**Extracted data entries**.
::::::::::

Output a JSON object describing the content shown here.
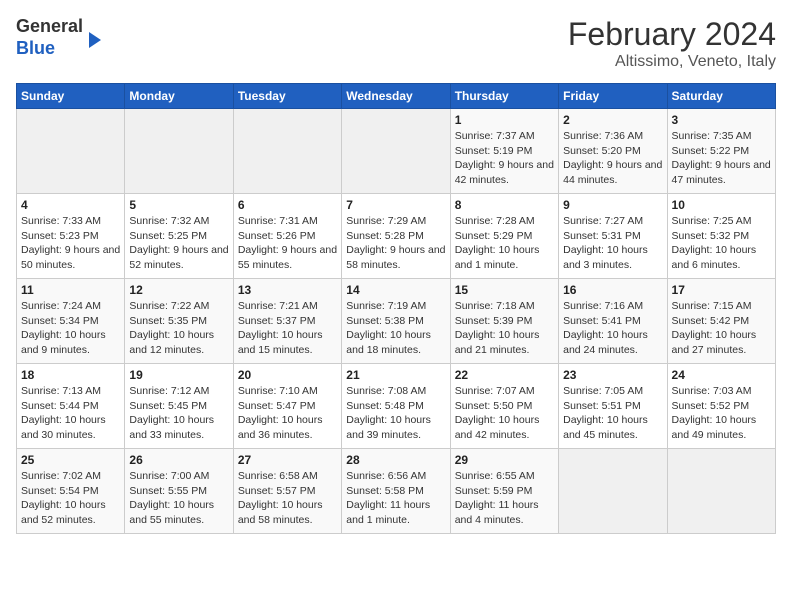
{
  "header": {
    "logo_line1": "General",
    "logo_line2": "Blue",
    "title": "February 2024",
    "subtitle": "Altissimo, Veneto, Italy"
  },
  "weekdays": [
    "Sunday",
    "Monday",
    "Tuesday",
    "Wednesday",
    "Thursday",
    "Friday",
    "Saturday"
  ],
  "weeks": [
    [
      {
        "day": "",
        "info": ""
      },
      {
        "day": "",
        "info": ""
      },
      {
        "day": "",
        "info": ""
      },
      {
        "day": "",
        "info": ""
      },
      {
        "day": "1",
        "info": "Sunrise: 7:37 AM\nSunset: 5:19 PM\nDaylight: 9 hours and 42 minutes."
      },
      {
        "day": "2",
        "info": "Sunrise: 7:36 AM\nSunset: 5:20 PM\nDaylight: 9 hours and 44 minutes."
      },
      {
        "day": "3",
        "info": "Sunrise: 7:35 AM\nSunset: 5:22 PM\nDaylight: 9 hours and 47 minutes."
      }
    ],
    [
      {
        "day": "4",
        "info": "Sunrise: 7:33 AM\nSunset: 5:23 PM\nDaylight: 9 hours and 50 minutes."
      },
      {
        "day": "5",
        "info": "Sunrise: 7:32 AM\nSunset: 5:25 PM\nDaylight: 9 hours and 52 minutes."
      },
      {
        "day": "6",
        "info": "Sunrise: 7:31 AM\nSunset: 5:26 PM\nDaylight: 9 hours and 55 minutes."
      },
      {
        "day": "7",
        "info": "Sunrise: 7:29 AM\nSunset: 5:28 PM\nDaylight: 9 hours and 58 minutes."
      },
      {
        "day": "8",
        "info": "Sunrise: 7:28 AM\nSunset: 5:29 PM\nDaylight: 10 hours and 1 minute."
      },
      {
        "day": "9",
        "info": "Sunrise: 7:27 AM\nSunset: 5:31 PM\nDaylight: 10 hours and 3 minutes."
      },
      {
        "day": "10",
        "info": "Sunrise: 7:25 AM\nSunset: 5:32 PM\nDaylight: 10 hours and 6 minutes."
      }
    ],
    [
      {
        "day": "11",
        "info": "Sunrise: 7:24 AM\nSunset: 5:34 PM\nDaylight: 10 hours and 9 minutes."
      },
      {
        "day": "12",
        "info": "Sunrise: 7:22 AM\nSunset: 5:35 PM\nDaylight: 10 hours and 12 minutes."
      },
      {
        "day": "13",
        "info": "Sunrise: 7:21 AM\nSunset: 5:37 PM\nDaylight: 10 hours and 15 minutes."
      },
      {
        "day": "14",
        "info": "Sunrise: 7:19 AM\nSunset: 5:38 PM\nDaylight: 10 hours and 18 minutes."
      },
      {
        "day": "15",
        "info": "Sunrise: 7:18 AM\nSunset: 5:39 PM\nDaylight: 10 hours and 21 minutes."
      },
      {
        "day": "16",
        "info": "Sunrise: 7:16 AM\nSunset: 5:41 PM\nDaylight: 10 hours and 24 minutes."
      },
      {
        "day": "17",
        "info": "Sunrise: 7:15 AM\nSunset: 5:42 PM\nDaylight: 10 hours and 27 minutes."
      }
    ],
    [
      {
        "day": "18",
        "info": "Sunrise: 7:13 AM\nSunset: 5:44 PM\nDaylight: 10 hours and 30 minutes."
      },
      {
        "day": "19",
        "info": "Sunrise: 7:12 AM\nSunset: 5:45 PM\nDaylight: 10 hours and 33 minutes."
      },
      {
        "day": "20",
        "info": "Sunrise: 7:10 AM\nSunset: 5:47 PM\nDaylight: 10 hours and 36 minutes."
      },
      {
        "day": "21",
        "info": "Sunrise: 7:08 AM\nSunset: 5:48 PM\nDaylight: 10 hours and 39 minutes."
      },
      {
        "day": "22",
        "info": "Sunrise: 7:07 AM\nSunset: 5:50 PM\nDaylight: 10 hours and 42 minutes."
      },
      {
        "day": "23",
        "info": "Sunrise: 7:05 AM\nSunset: 5:51 PM\nDaylight: 10 hours and 45 minutes."
      },
      {
        "day": "24",
        "info": "Sunrise: 7:03 AM\nSunset: 5:52 PM\nDaylight: 10 hours and 49 minutes."
      }
    ],
    [
      {
        "day": "25",
        "info": "Sunrise: 7:02 AM\nSunset: 5:54 PM\nDaylight: 10 hours and 52 minutes."
      },
      {
        "day": "26",
        "info": "Sunrise: 7:00 AM\nSunset: 5:55 PM\nDaylight: 10 hours and 55 minutes."
      },
      {
        "day": "27",
        "info": "Sunrise: 6:58 AM\nSunset: 5:57 PM\nDaylight: 10 hours and 58 minutes."
      },
      {
        "day": "28",
        "info": "Sunrise: 6:56 AM\nSunset: 5:58 PM\nDaylight: 11 hours and 1 minute."
      },
      {
        "day": "29",
        "info": "Sunrise: 6:55 AM\nSunset: 5:59 PM\nDaylight: 11 hours and 4 minutes."
      },
      {
        "day": "",
        "info": ""
      },
      {
        "day": "",
        "info": ""
      }
    ]
  ]
}
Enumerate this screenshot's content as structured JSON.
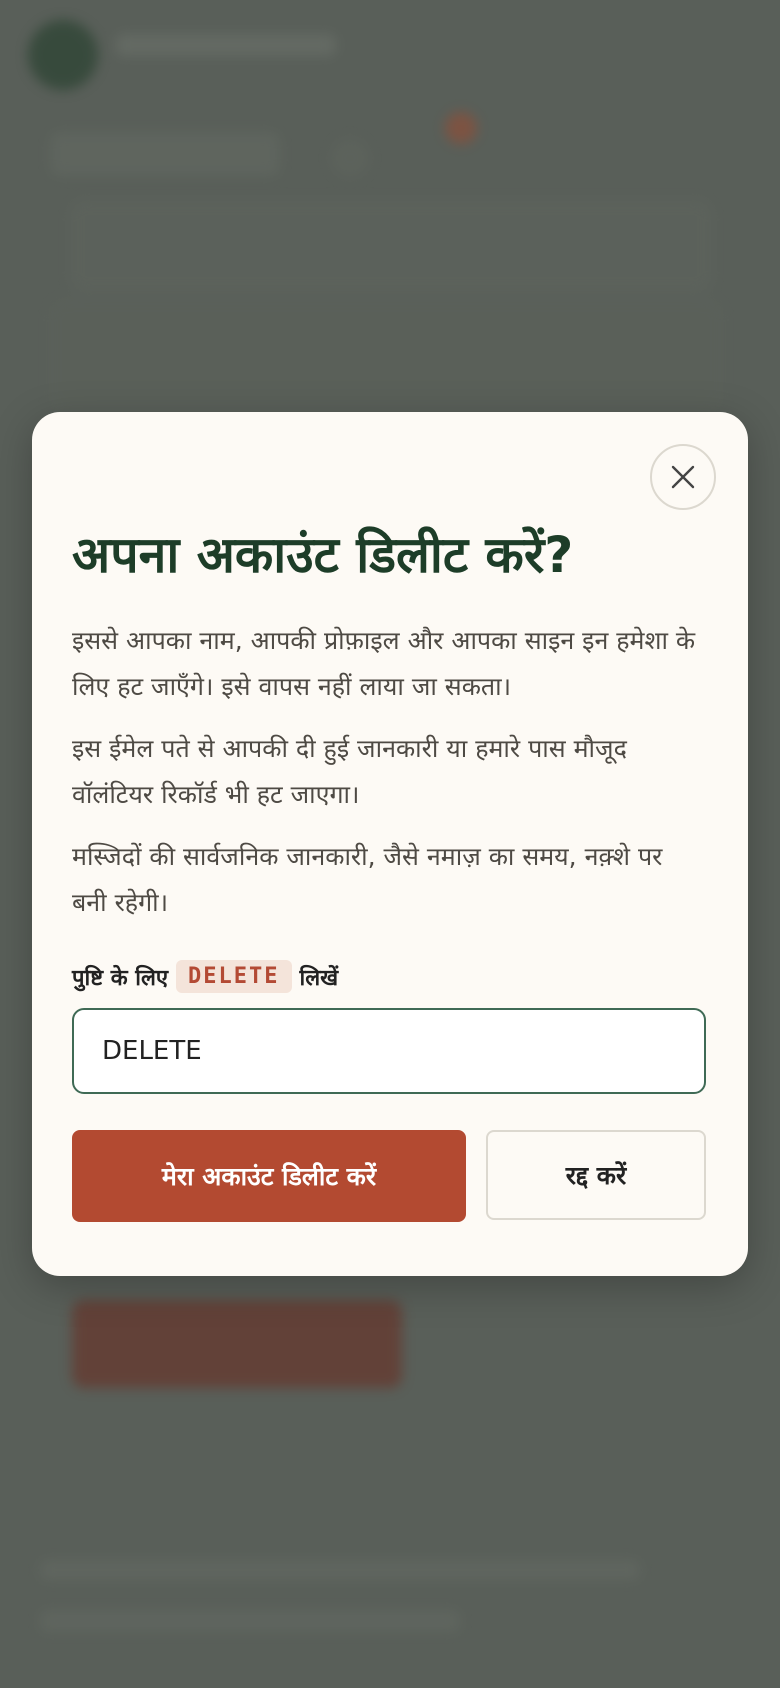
{
  "dialog": {
    "title": "अपना अकाउंट डिलीट करें?",
    "close_icon": "close-icon",
    "paragraphs": [
      "इससे आपका नाम, आपकी प्रोफ़ाइल और आपका साइन इन हमेशा के लिए हट जाएँगे। इसे वापस नहीं लाया जा सकता।",
      "इस ईमेल पते से आपकी दी हुई जानकारी या हमारे पास मौजूद वॉलंटियर रिकॉर्ड भी हट जाएगा।",
      "मस्जिदों की सार्वजनिक जानकारी, जैसे नमाज़ का समय, नक़्शे पर बनी रहेगी।"
    ],
    "confirm": {
      "prefix": "पुष्टि के लिए",
      "code": "DELETE",
      "suffix": "लिखें",
      "input_value": "DELETE"
    },
    "delete_label": "मेरा अकाउंट डिलीट करें",
    "cancel_label": "रद्द करें"
  },
  "colors": {
    "title": "#1d3d28",
    "danger": "#b34a31",
    "input_border": "#3f6a55",
    "modal_bg": "#fdfaf5",
    "overlay": "#595f59"
  }
}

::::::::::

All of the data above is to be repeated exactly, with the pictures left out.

**TASK SOLUTION**.
Output a JSON object describing the content shown here.
{
  "header": {
    "logo_line1": "General",
    "logo_line2": "Blue",
    "title": "February 2024",
    "subtitle": "Altissimo, Veneto, Italy"
  },
  "weekdays": [
    "Sunday",
    "Monday",
    "Tuesday",
    "Wednesday",
    "Thursday",
    "Friday",
    "Saturday"
  ],
  "weeks": [
    [
      {
        "day": "",
        "info": ""
      },
      {
        "day": "",
        "info": ""
      },
      {
        "day": "",
        "info": ""
      },
      {
        "day": "",
        "info": ""
      },
      {
        "day": "1",
        "info": "Sunrise: 7:37 AM\nSunset: 5:19 PM\nDaylight: 9 hours and 42 minutes."
      },
      {
        "day": "2",
        "info": "Sunrise: 7:36 AM\nSunset: 5:20 PM\nDaylight: 9 hours and 44 minutes."
      },
      {
        "day": "3",
        "info": "Sunrise: 7:35 AM\nSunset: 5:22 PM\nDaylight: 9 hours and 47 minutes."
      }
    ],
    [
      {
        "day": "4",
        "info": "Sunrise: 7:33 AM\nSunset: 5:23 PM\nDaylight: 9 hours and 50 minutes."
      },
      {
        "day": "5",
        "info": "Sunrise: 7:32 AM\nSunset: 5:25 PM\nDaylight: 9 hours and 52 minutes."
      },
      {
        "day": "6",
        "info": "Sunrise: 7:31 AM\nSunset: 5:26 PM\nDaylight: 9 hours and 55 minutes."
      },
      {
        "day": "7",
        "info": "Sunrise: 7:29 AM\nSunset: 5:28 PM\nDaylight: 9 hours and 58 minutes."
      },
      {
        "day": "8",
        "info": "Sunrise: 7:28 AM\nSunset: 5:29 PM\nDaylight: 10 hours and 1 minute."
      },
      {
        "day": "9",
        "info": "Sunrise: 7:27 AM\nSunset: 5:31 PM\nDaylight: 10 hours and 3 minutes."
      },
      {
        "day": "10",
        "info": "Sunrise: 7:25 AM\nSunset: 5:32 PM\nDaylight: 10 hours and 6 minutes."
      }
    ],
    [
      {
        "day": "11",
        "info": "Sunrise: 7:24 AM\nSunset: 5:34 PM\nDaylight: 10 hours and 9 minutes."
      },
      {
        "day": "12",
        "info": "Sunrise: 7:22 AM\nSunset: 5:35 PM\nDaylight: 10 hours and 12 minutes."
      },
      {
        "day": "13",
        "info": "Sunrise: 7:21 AM\nSunset: 5:37 PM\nDaylight: 10 hours and 15 minutes."
      },
      {
        "day": "14",
        "info": "Sunrise: 7:19 AM\nSunset: 5:38 PM\nDaylight: 10 hours and 18 minutes."
      },
      {
        "day": "15",
        "info": "Sunrise: 7:18 AM\nSunset: 5:39 PM\nDaylight: 10 hours and 21 minutes."
      },
      {
        "day": "16",
        "info": "Sunrise: 7:16 AM\nSunset: 5:41 PM\nDaylight: 10 hours and 24 minutes."
      },
      {
        "day": "17",
        "info": "Sunrise: 7:15 AM\nSunset: 5:42 PM\nDaylight: 10 hours and 27 minutes."
      }
    ],
    [
      {
        "day": "18",
        "info": "Sunrise: 7:13 AM\nSunset: 5:44 PM\nDaylight: 10 hours and 30 minutes."
      },
      {
        "day": "19",
        "info": "Sunrise: 7:12 AM\nSunset: 5:45 PM\nDaylight: 10 hours and 33 minutes."
      },
      {
        "day": "20",
        "info": "Sunrise: 7:10 AM\nSunset: 5:47 PM\nDaylight: 10 hours and 36 minutes."
      },
      {
        "day": "21",
        "info": "Sunrise: 7:08 AM\nSunset: 5:48 PM\nDaylight: 10 hours and 39 minutes."
      },
      {
        "day": "22",
        "info": "Sunrise: 7:07 AM\nSunset: 5:50 PM\nDaylight: 10 hours and 42 minutes."
      },
      {
        "day": "23",
        "info": "Sunrise: 7:05 AM\nSunset: 5:51 PM\nDaylight: 10 hours and 45 minutes."
      },
      {
        "day": "24",
        "info": "Sunrise: 7:03 AM\nSunset: 5:52 PM\nDaylight: 10 hours and 49 minutes."
      }
    ],
    [
      {
        "day": "25",
        "info": "Sunrise: 7:02 AM\nSunset: 5:54 PM\nDaylight: 10 hours and 52 minutes."
      },
      {
        "day": "26",
        "info": "Sunrise: 7:00 AM\nSunset: 5:55 PM\nDaylight: 10 hours and 55 minutes."
      },
      {
        "day": "27",
        "info": "Sunrise: 6:58 AM\nSunset: 5:57 PM\nDaylight: 10 hours and 58 minutes."
      },
      {
        "day": "28",
        "info": "Sunrise: 6:56 AM\nSunset: 5:58 PM\nDaylight: 11 hours and 1 minute."
      },
      {
        "day": "29",
        "info": "Sunrise: 6:55 AM\nSunset: 5:59 PM\nDaylight: 11 hours and 4 minutes."
      },
      {
        "day": "",
        "info": ""
      },
      {
        "day": "",
        "info": ""
      }
    ]
  ]
}
Enumerate this screenshot's content as structured JSON.
{
  "dialog": {
    "title": "अपना अकाउंट डिलीट करें?",
    "close_icon": "close-icon",
    "paragraphs": [
      "इससे आपका नाम, आपकी प्रोफ़ाइल और आपका साइन इन हमेशा के लिए हट जाएँगे। इसे वापस नहीं लाया जा सकता।",
      "इस ईमेल पते से आपकी दी हुई जानकारी या हमारे पास मौजूद वॉलंटियर रिकॉर्ड भी हट जाएगा।",
      "मस्जिदों की सार्वजनिक जानकारी, जैसे नमाज़ का समय, नक़्शे पर बनी रहेगी।"
    ],
    "confirm": {
      "prefix": "पुष्टि के लिए",
      "code": "DELETE",
      "suffix": "लिखें",
      "input_value": "DELETE"
    },
    "delete_label": "मेरा अकाउंट डिलीट करें",
    "cancel_label": "रद्द करें"
  },
  "colors": {
    "title": "#1d3d28",
    "danger": "#b34a31",
    "input_border": "#3f6a55",
    "modal_bg": "#fdfaf5",
    "overlay": "#595f59"
  }
}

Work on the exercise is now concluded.